* [TASK REQUIREMENTS]
Each entry must be output exactly as it appears.
───── ENTRIES SHOWN ─────
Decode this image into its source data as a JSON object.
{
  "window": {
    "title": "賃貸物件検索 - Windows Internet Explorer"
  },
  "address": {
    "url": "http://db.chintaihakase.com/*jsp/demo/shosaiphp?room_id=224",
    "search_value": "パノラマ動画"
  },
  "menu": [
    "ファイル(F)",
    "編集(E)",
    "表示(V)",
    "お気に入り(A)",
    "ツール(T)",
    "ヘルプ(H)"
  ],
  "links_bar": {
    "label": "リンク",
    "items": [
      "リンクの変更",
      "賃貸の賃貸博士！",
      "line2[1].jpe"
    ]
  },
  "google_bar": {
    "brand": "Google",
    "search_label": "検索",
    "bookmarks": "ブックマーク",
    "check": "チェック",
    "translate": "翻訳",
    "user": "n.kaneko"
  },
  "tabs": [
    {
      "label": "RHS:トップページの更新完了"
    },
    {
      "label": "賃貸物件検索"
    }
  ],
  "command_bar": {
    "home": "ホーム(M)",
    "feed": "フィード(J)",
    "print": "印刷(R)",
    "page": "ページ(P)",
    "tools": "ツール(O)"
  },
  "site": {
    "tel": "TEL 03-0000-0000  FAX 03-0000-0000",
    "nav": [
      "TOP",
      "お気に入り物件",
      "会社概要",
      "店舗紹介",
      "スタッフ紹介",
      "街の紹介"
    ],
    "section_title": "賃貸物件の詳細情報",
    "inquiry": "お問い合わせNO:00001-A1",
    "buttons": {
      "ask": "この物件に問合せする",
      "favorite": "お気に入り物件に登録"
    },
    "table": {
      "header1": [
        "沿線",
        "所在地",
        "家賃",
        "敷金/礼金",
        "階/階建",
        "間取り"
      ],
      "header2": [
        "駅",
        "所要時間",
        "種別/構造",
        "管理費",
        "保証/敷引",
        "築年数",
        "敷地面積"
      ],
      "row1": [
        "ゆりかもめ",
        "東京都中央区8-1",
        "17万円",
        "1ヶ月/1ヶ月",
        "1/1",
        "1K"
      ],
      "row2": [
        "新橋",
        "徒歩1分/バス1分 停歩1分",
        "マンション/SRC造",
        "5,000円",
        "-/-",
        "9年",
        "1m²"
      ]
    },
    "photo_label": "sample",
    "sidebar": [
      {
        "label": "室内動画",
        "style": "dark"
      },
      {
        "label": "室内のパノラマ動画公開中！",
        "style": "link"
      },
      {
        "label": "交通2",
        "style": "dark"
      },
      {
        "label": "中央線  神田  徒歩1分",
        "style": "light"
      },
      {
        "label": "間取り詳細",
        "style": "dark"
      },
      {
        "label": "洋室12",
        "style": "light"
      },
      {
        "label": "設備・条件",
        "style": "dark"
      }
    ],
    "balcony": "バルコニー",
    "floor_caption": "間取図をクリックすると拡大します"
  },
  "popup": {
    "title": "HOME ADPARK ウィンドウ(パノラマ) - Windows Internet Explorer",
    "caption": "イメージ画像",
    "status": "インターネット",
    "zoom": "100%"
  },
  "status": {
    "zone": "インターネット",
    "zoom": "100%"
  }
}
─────
* [TASK RESULT]
Decode this image into its source data as a JSON object.
{
  "window": {
    "title": "賃貸物件検索 - Windows Internet Explorer"
  },
  "address": {
    "url": "http://db.chintaihakase.com/*jsp/demo/shosaiphp?room_id=224",
    "search_value": "パノラマ動画"
  },
  "menu": [
    "ファイル(F)",
    "編集(E)",
    "表示(V)",
    "お気に入り(A)",
    "ツール(T)",
    "ヘルプ(H)"
  ],
  "links_bar": {
    "label": "リンク",
    "items": [
      "リンクの変更",
      "賃貸の賃貸博士！",
      "line2[1].jpe"
    ]
  },
  "google_bar": {
    "brand": "Google",
    "search_label": "検索",
    "bookmarks": "ブックマーク",
    "check": "チェック",
    "translate": "翻訳",
    "user": "n.kaneko"
  },
  "tabs": [
    {
      "label": "RHS:トップページの更新完了"
    },
    {
      "label": "賃貸物件検索"
    }
  ],
  "command_bar": {
    "home": "ホーム(M)",
    "feed": "フィード(J)",
    "print": "印刷(R)",
    "page": "ページ(P)",
    "tools": "ツール(O)"
  },
  "site": {
    "tel": "TEL 03-0000-0000  FAX 03-0000-0000",
    "nav": [
      "TOP",
      "お気に入り物件",
      "会社概要",
      "店舗紹介",
      "スタッフ紹介",
      "街の紹介"
    ],
    "section_title": "賃貸物件の詳細情報",
    "inquiry": "お問い合わせNO:00001-A1",
    "buttons": {
      "ask": "この物件に問合せする",
      "favorite": "お気に入り物件に登録"
    },
    "table": {
      "header1": [
        "沿線",
        "所在地",
        "家賃",
        "敷金/礼金",
        "階/階建",
        "間取り"
      ],
      "header2": [
        "駅",
        "所要時間",
        "種別/構造",
        "管理費",
        "保証/敷引",
        "築年数",
        "敷地面積"
      ],
      "row1": [
        "ゆりかもめ",
        "東京都中央区8-1",
        "17万円",
        "1ヶ月/1ヶ月",
        "1/1",
        "1K"
      ],
      "row2": [
        "新橋",
        "徒歩1分/バス1分 停歩1分",
        "マンション/SRC造",
        "5,000円",
        "-/-",
        "9年",
        "1m²"
      ]
    },
    "photo_label": "sample",
    "sidebar": [
      {
        "label": "室内動画",
        "style": "dark"
      },
      {
        "label": "室内のパノラマ動画公開中！",
        "style": "link"
      },
      {
        "label": "交通2",
        "style": "dark"
      },
      {
        "label": "中央線  神田  徒歩1分",
        "style": "light"
      },
      {
        "label": "間取り詳細",
        "style": "dark"
      },
      {
        "label": "洋室12",
        "style": "light"
      },
      {
        "label": "設備・条件",
        "style": "dark"
      }
    ],
    "balcony": "バルコニー",
    "floor_caption": "間取図をクリックすると拡大します"
  },
  "popup": {
    "title": "HOME ADPARK ウィンドウ(パノラマ) - Windows Internet Explorer",
    "caption": "イメージ画像",
    "status": "インターネット",
    "zoom": "100%"
  },
  "status": {
    "zone": "インターネット",
    "zoom": "100%"
  }
}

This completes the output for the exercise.